> [Data extracted from a collection]:
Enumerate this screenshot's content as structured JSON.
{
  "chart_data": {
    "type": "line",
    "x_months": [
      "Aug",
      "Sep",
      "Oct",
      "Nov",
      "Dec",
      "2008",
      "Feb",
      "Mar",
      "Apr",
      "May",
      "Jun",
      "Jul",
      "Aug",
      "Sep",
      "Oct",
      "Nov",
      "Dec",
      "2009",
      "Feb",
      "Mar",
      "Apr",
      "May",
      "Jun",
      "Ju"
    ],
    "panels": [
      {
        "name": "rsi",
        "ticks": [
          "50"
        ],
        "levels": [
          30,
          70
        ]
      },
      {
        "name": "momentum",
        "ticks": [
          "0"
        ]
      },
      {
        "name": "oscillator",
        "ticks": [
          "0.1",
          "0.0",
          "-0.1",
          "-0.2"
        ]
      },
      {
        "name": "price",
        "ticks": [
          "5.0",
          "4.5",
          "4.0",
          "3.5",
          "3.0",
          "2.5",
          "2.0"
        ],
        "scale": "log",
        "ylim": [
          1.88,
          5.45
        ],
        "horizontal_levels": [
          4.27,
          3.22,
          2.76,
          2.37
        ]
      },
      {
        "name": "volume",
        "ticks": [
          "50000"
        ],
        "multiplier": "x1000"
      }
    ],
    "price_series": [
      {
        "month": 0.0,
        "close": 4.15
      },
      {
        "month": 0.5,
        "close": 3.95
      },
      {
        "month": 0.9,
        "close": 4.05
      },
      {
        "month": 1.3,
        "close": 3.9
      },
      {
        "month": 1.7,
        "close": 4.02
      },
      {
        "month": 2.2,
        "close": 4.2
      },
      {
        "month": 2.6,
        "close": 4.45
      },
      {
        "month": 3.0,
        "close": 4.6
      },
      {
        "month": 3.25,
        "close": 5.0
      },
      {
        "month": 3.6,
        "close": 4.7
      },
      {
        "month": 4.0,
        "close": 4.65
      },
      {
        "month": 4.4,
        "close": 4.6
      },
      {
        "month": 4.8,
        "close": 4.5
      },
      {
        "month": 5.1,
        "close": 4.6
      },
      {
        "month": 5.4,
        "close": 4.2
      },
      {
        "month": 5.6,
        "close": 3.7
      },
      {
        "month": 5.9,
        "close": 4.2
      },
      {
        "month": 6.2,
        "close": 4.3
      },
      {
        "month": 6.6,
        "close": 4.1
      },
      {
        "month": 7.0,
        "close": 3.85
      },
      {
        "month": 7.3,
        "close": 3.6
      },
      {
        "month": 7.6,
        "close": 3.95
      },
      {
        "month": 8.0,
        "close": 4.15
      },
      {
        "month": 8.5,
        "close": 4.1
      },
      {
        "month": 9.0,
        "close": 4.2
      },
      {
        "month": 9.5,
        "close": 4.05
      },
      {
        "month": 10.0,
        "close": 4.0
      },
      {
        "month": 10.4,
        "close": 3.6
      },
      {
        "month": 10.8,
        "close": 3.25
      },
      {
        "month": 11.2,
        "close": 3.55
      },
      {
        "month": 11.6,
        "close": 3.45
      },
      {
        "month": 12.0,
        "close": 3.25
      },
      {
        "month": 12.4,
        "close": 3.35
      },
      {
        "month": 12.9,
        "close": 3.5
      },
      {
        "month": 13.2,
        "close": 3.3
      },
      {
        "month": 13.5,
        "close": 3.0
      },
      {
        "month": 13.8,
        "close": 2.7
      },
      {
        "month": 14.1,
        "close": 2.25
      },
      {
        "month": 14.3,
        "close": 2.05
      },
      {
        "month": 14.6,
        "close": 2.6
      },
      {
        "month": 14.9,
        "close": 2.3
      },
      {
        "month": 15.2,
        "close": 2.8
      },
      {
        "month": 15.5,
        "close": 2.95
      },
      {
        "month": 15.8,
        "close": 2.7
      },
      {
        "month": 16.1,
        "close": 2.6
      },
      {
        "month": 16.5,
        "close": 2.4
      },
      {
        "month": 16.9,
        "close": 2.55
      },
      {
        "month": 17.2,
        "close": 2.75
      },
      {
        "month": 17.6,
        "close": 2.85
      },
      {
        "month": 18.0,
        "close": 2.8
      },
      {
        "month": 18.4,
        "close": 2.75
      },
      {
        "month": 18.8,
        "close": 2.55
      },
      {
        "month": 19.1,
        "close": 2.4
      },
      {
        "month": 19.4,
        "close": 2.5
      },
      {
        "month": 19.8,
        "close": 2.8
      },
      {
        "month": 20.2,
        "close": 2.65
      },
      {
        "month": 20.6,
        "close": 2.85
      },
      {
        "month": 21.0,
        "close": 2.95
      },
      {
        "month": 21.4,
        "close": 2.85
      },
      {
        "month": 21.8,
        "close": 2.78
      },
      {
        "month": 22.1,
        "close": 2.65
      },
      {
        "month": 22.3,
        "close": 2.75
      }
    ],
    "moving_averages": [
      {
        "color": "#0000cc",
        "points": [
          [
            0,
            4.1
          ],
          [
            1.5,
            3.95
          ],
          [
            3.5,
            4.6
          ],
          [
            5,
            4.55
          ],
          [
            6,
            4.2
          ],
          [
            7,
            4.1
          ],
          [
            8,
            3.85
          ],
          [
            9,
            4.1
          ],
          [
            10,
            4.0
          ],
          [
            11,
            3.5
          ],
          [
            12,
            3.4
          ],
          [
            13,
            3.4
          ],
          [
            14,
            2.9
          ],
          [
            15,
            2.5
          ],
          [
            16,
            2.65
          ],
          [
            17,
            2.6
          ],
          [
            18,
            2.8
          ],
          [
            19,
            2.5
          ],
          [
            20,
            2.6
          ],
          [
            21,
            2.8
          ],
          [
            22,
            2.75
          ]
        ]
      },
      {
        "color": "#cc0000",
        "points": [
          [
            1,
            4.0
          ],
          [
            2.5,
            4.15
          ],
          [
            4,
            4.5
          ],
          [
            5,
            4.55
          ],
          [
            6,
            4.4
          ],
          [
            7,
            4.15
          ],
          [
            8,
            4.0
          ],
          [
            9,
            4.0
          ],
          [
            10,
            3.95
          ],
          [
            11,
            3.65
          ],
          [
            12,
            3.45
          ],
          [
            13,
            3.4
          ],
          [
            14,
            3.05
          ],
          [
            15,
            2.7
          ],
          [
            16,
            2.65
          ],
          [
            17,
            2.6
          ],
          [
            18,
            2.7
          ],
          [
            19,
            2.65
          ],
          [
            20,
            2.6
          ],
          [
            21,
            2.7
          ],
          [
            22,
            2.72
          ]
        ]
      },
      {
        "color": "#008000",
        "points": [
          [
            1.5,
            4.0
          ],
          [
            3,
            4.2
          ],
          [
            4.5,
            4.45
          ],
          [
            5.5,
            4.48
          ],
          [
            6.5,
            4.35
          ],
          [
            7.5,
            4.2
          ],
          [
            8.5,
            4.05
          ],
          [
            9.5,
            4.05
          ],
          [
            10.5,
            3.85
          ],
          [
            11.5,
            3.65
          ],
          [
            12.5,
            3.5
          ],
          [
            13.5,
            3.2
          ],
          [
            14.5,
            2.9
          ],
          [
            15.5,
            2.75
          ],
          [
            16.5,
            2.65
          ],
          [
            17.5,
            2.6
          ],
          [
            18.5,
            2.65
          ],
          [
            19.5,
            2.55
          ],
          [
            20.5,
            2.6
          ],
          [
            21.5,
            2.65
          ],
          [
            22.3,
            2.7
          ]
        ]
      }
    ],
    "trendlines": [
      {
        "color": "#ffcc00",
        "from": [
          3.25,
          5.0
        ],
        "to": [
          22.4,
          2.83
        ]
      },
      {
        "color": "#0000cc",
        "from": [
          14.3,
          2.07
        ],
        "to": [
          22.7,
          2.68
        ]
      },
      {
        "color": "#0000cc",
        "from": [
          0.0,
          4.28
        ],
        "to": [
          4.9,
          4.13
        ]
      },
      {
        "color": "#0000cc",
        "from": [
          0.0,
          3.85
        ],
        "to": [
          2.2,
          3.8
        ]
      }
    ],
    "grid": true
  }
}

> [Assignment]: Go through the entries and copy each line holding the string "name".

> [Output for this exercise]:
        "name": "rsi",
        "name": "momentum",
        "name": "oscillator",
        "name": "price",
        "name": "volume",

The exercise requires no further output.